Shame has three or four sections. Director Bergman doesn’t draw a lot of attention to the transition between the first parts, he hides it in the narrative. Liv Ullmann and Max von Sydow are a married couple living on an island following a war. Not much information about the war, but they’re concert violinists turned farmers. Their problems are relatively trivial–von Sydow’s unsuited for their new life–and their bickering, while not exactly cute, reveals their tenderness and partnership.

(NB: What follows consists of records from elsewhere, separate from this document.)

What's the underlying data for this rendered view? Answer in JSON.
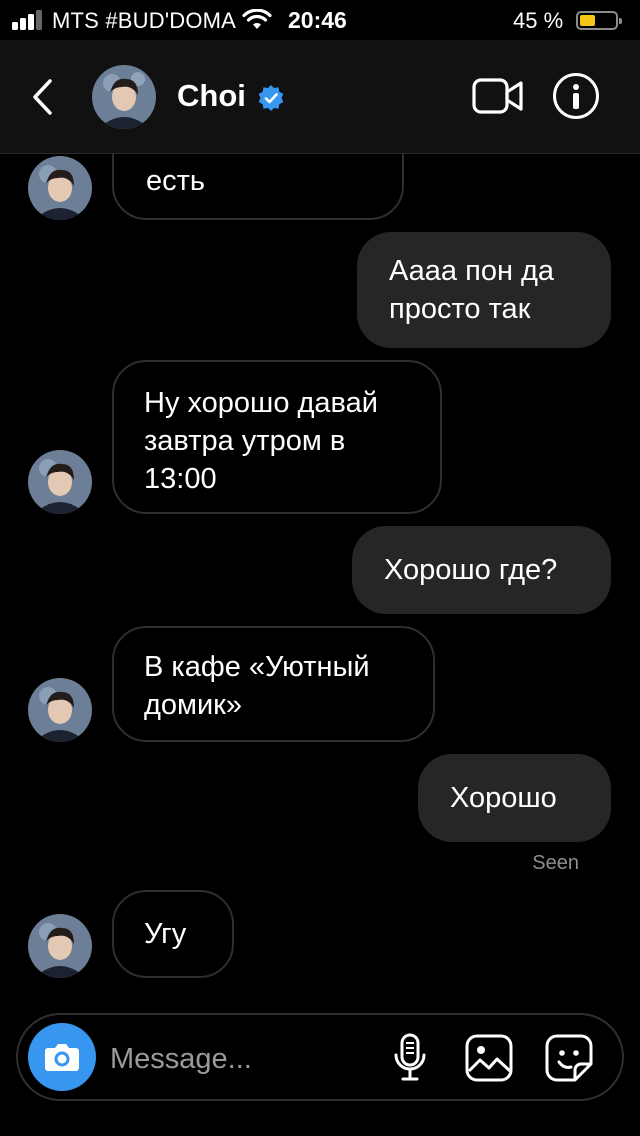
{
  "status_bar": {
    "carrier": "MTS #BUD'DOMA",
    "time": "20:46",
    "battery_percent_label": "45 %",
    "battery_level": 0.45,
    "signal_bars": 3,
    "battery_color": "#f5c518"
  },
  "header": {
    "contact_name": "Choi",
    "verified_badge_color": "#3897f0",
    "icons": [
      "back-chevron-icon",
      "video-call-icon",
      "info-icon"
    ]
  },
  "messages": [
    {
      "direction": "in",
      "text": "есть",
      "partial": true
    },
    {
      "direction": "out",
      "lines": [
        "Аааа пон да",
        "просто так"
      ]
    },
    {
      "direction": "in",
      "lines": [
        "Ну хорошо давай",
        "завтра утром в",
        "13:00"
      ]
    },
    {
      "direction": "out",
      "lines": [
        "Хорошо где?"
      ]
    },
    {
      "direction": "in",
      "lines": [
        "В кафе «Уютный",
        "домик»"
      ]
    },
    {
      "direction": "out",
      "lines": [
        "Хорошо"
      ]
    },
    {
      "direction": "in",
      "lines": [
        "Угу"
      ]
    }
  ],
  "seen_label": "Seen",
  "composer": {
    "placeholder": "Message...",
    "camera_button_color": "#3797f0",
    "icons": [
      "camera-icon",
      "microphone-icon",
      "gallery-icon",
      "sticker-icon"
    ]
  },
  "colors": {
    "background": "#000000",
    "outgoing_bubble": "#262626",
    "incoming_border": "#2f2f2f",
    "header_bg": "#111111"
  }
}
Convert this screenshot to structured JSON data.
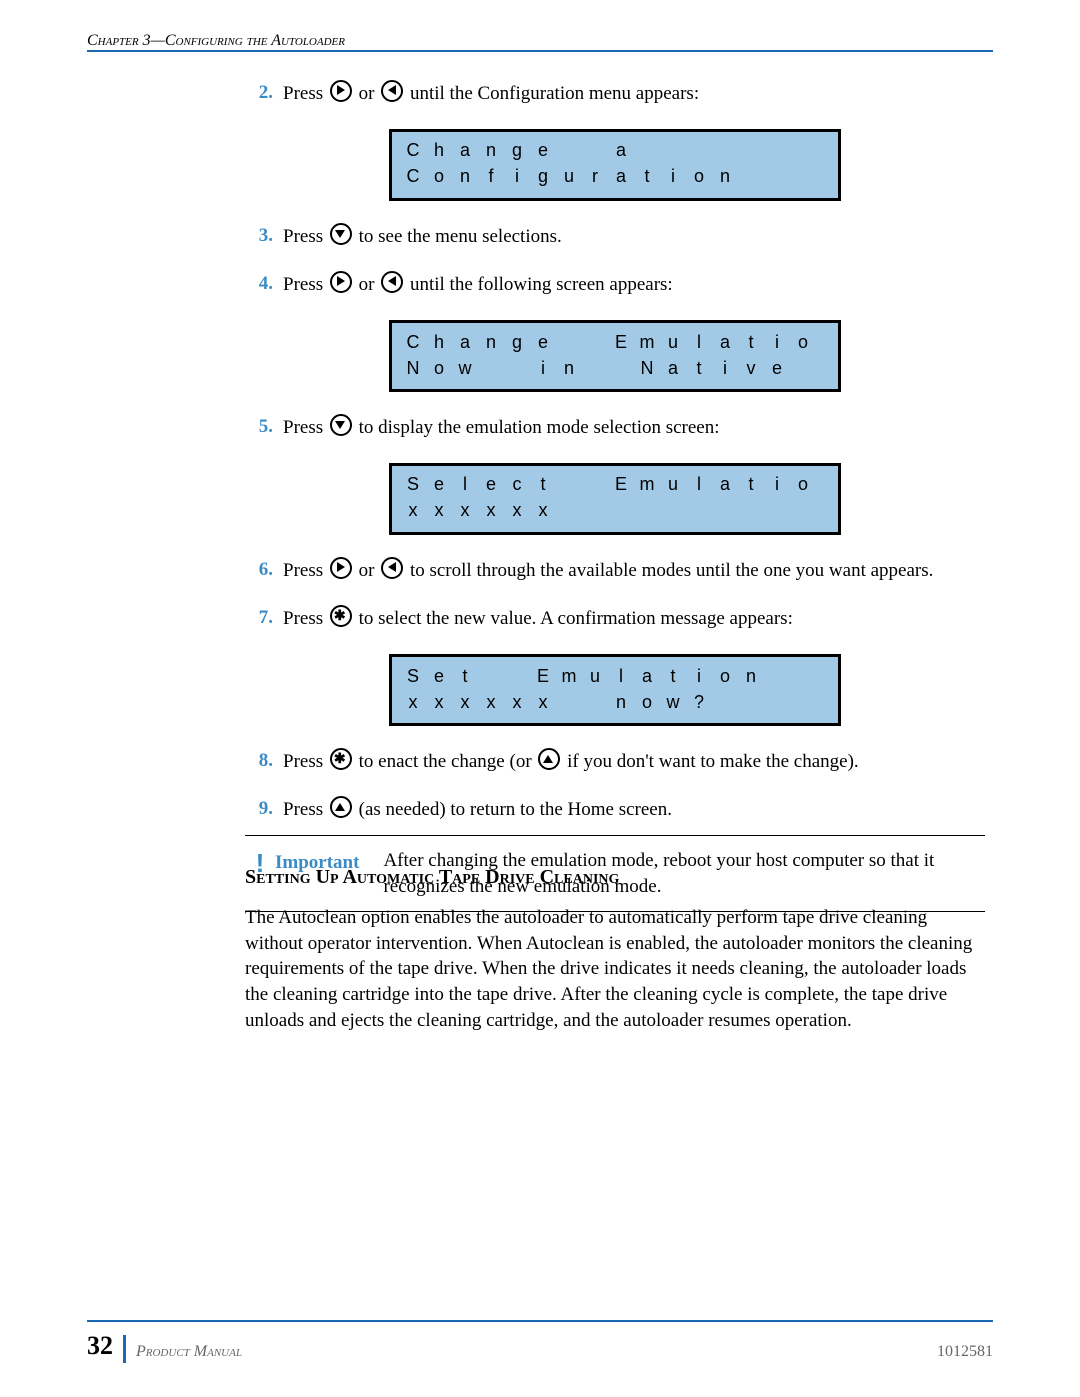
{
  "header": "Chapter 3—Configuring the Autoloader",
  "steps": {
    "s2": {
      "num": "2.",
      "before": "Press ",
      "mid": " or ",
      "after": " until the Configuration menu appears:"
    },
    "s3": {
      "num": "3.",
      "before": "Press ",
      "after": " to see the menu selections."
    },
    "s4": {
      "num": "4.",
      "before": "Press ",
      "mid": " or ",
      "after": " until the following screen appears:"
    },
    "s5": {
      "num": "5.",
      "before": "Press ",
      "after": " to display the emulation mode selection screen:"
    },
    "s6": {
      "num": "6.",
      "before": "Press ",
      "mid": " or ",
      "after": " to scroll through the available modes until the one you want appears."
    },
    "s7": {
      "num": "7.",
      "before": "Press ",
      "after": " to select the new value. A confirmation message appears:"
    },
    "s8": {
      "num": "8.",
      "before": "Press ",
      "mid": " to enact the change (or ",
      "after": " if you don't want to make the change)."
    },
    "s9": {
      "num": "9.",
      "before": "Press ",
      "after": " (as needed) to return to the Home screen."
    }
  },
  "lcds": {
    "l1": {
      "r1": "Change  a",
      "r2": "Configuration"
    },
    "l2": {
      "r1": "Change  Emulation",
      "r2": "Now  in  Native"
    },
    "l3": {
      "r1": "Select  Emulation",
      "r2": "xxxxxx"
    },
    "l4": {
      "r1": "Set  Emulation  to",
      "r2": "xxxxxx  now?"
    }
  },
  "important": {
    "label": "Important",
    "text": "After changing the emulation mode, reboot your host computer so that it recognizes the new emulation mode."
  },
  "section": {
    "heading": "Setting Up Automatic Tape Drive Cleaning",
    "para": "The Autoclean option enables the autoloader to automatically perform tape drive cleaning without operator intervention. When Autoclean is enabled, the autoloader monitors the cleaning requirements of the tape drive. When the drive indicates it needs cleaning, the autoloader loads the cleaning cartridge into the tape drive. After the cleaning cycle is complete, the tape drive unloads and ejects the cleaning cartridge, and the autoloader resumes operation."
  },
  "footer": {
    "page": "32",
    "left": "Product Manual",
    "right": "1012581"
  }
}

Bergman moves Shame from this domestic drama territory into what should feel more familiar–von Sydow and Ullmann are suspected of being collaborators. Bergman is precise with everything related to the context of the war. He moves the war–its machines, its soldiers–through the existing setting. Through fantastic photography from Sven Nykvist and editing from Ulla Ryghe, great sound design, the war, which can’t surprise von Sydow and Ullmann, can’t surprise the viewer either. Except to recognize the lack of reaction. Bergman doesn’t desensitize, he encompasses the viewer in the despair.
And then Shame changes again. Because the viewer’s already submerged, the change isn’t jarring. It’s almost tranquil, even as the film’s action becomes more and more perilous, the relationship between von Sydow and Ullmann becoming poisonous just to observe. Everyone is trapped, viewer included.
The film hinges on the performances, of course. von Sydow and Ullmann are both extraordinary. He gets better material second half, she first.
Shame’s exceptional. Bergman’s conciseness, Ullmann and von Sydow; so great.
Written and directed by Ingmar Bergman; director of photography, Sven Nykvist; edited by Ulla Ryghe; production designer, R.A. Lundgren; produced by Lars-Owe Carlberg; released by AB Svensk Filmindustri.
Starring Liv Ullmann (Eva Rosenberg), Max von Sydow (Jan Rosenberg), Sigge Fürst (Filip), Gunnar Björnstrand (Jacobi), Birgitta Valberg (Mrs. Jacobi), Gösta Prüzelius (the vicar) and Hans Alfredson (Fredrik).